Element data from apps and pages
=== Section Start ===
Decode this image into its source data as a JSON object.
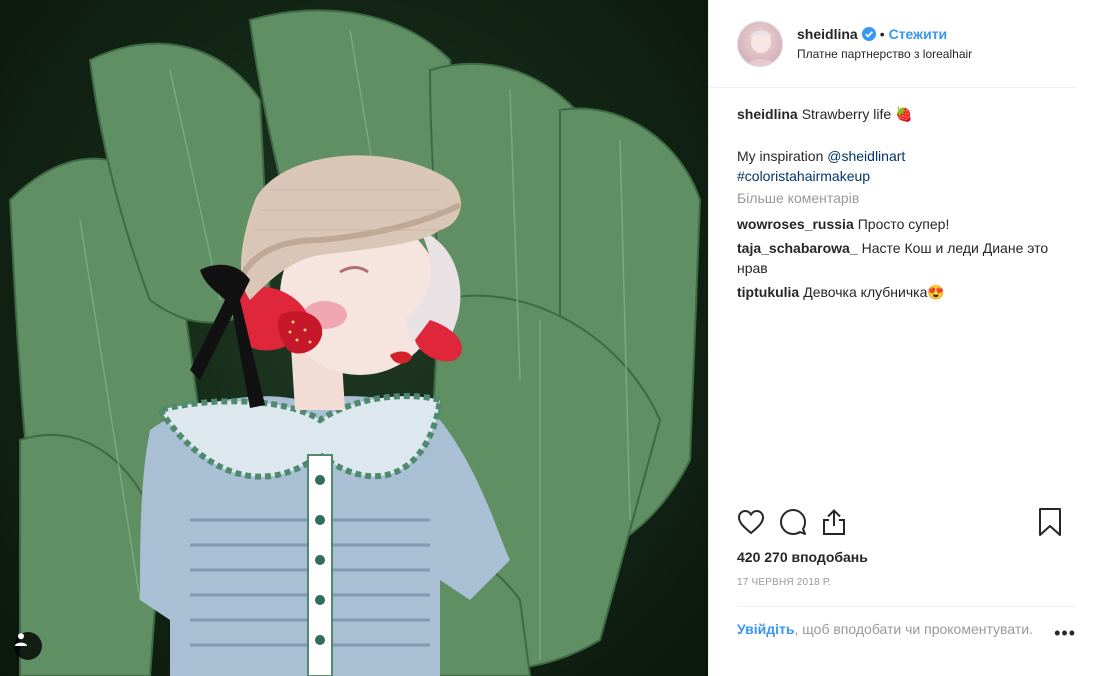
{
  "header": {
    "username": "sheidlina",
    "separator": "•",
    "follow_label": "Стежити",
    "partnership": "Платне партнерство з lorealhair"
  },
  "caption": {
    "username": "sheidlina",
    "text": "Strawberry life",
    "emoji": "🍓",
    "inspiration_text": "My inspiration",
    "mention": "@sheidlinart",
    "hashtag": "#coloristahairmakeup"
  },
  "more_comments": "Більше коментарів",
  "comments": [
    {
      "username": "wowroses_russia",
      "text": "Просто супер!"
    },
    {
      "username": "taja_schabarowa_",
      "text": "Насте Кош и леди Диане это нрав"
    },
    {
      "username": "tiptukulia",
      "text": "Девочка клубничка😍"
    }
  ],
  "likes": "420 270 вподобань",
  "date": "17 червня 2018 р.",
  "login_prompt": {
    "link": "Увійдіть",
    "text": ", щоб вподобати чи прокоментувати."
  },
  "more_options": "•••",
  "icons": {
    "like": "heart-icon",
    "comment": "comment-icon",
    "share": "share-icon",
    "save": "bookmark-icon",
    "verified": "verified-badge-icon",
    "tag": "user-tag-icon"
  },
  "colors": {
    "link_blue": "#3897f0",
    "hashtag_blue": "#003569",
    "muted": "#999999",
    "text": "#262626",
    "leaf_green": "#5e8c62"
  }
}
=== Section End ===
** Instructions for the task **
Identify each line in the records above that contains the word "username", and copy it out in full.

** Task output **
    "username": "sheidlina",
    "username": "sheidlina",
      "username": "wowroses_russia",
      "username": "taja_schabarowa_",
      "username": "tiptukulia",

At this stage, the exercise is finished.